Payments for 10 million claimants are set to go up by 3.1% in April.

However inflation is expected to hit 6% and the new energy price cap will come into force around the same time.

Think tank, the Institute for Fiscal Studies (IFS), said the Department for Work and Pensions should raise the payments by twice as much as planned if the poorest households in Britain are to be supported through the cost of living crisis.

It said an additional £3billion is needed in response to soaring energy bills and essentials such as food and rent, the Mirror reports.

Instead of a planned 3.1% increase, it said payments needed to rise by about 6% to protect lowest-income households.

Raising benefits by this amount - even if just temporary - would mean preventing a £290 real fall in benefit income year on year for the 10m households in receipt of state support, the report said.

It is understood that the government is in talks to push forward the warm homes energy discount to help 800,000 more homes in the coming months, but even then, the scheme ends on March 31.

Households with typical energy usage face a £700 rise in annual bills without government intervention.

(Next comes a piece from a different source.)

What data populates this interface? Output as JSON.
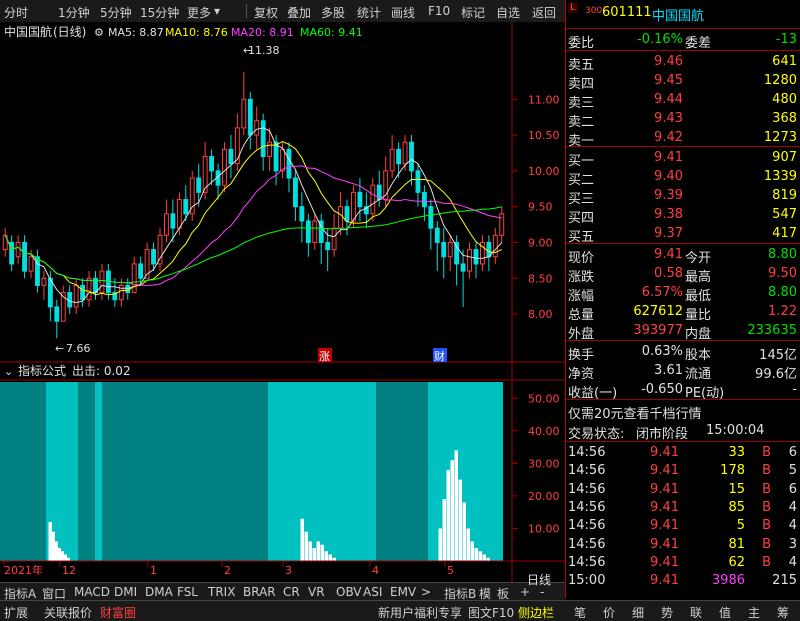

That would put a typical annual energy bill close to £2,000.

Meanwhile, the rise in the state pension set for April amounts to an annual increase of less than £300.

One other policy being considered by Boris Johnson is to remove VAT on energy, saving homes around 5% on bills.

It comes as a planned 1.25% increase in national insurance will kick in from April.

With inflation soaring to multi decade highs, many in the UK and around the world are feeling the pinch.

Clearly, the poor, working poor and those living on foxed income are feeling the effects a lot more.

The great economist Milton Friedman once noted: "Inflation is taxation without legislation."

He was right and he also noted it disproportionately hurts lower income individuals and families.

When it comes to state pensions, I agree with those who think we need to adjust pension payments more often and in line with current inflation rate, especially for low income households.

More importantly, after reading this comment, you realize there are serious cracks in the the UK's state pension system and it's mostly impacting women.

Women are disproportionately impacted by pension poverty for a lot of reasons and all governments around the world need to recognize this and plan their pension policies accordingly.

What else can the UK do? It needs to study Canada's large pensions and try to adopt the same governance that led to their success. 

There are many excellent UK pensions but when you look at the entire system, there's a lot of room for improvement.

Below, the Institute for Fiscal Studies looks at how household living standards have changed over the course of the pandemic, based on our annual Living Standards, Inequality and Poverty in the UK report. 

And Irene Wise had been battling with the Department for Work and Pensions (DWP) for two years until it admitted she had been underpaid on her pension for eight years.

It's shameful that these women are being underpaid and then have to fight for what is owed to them.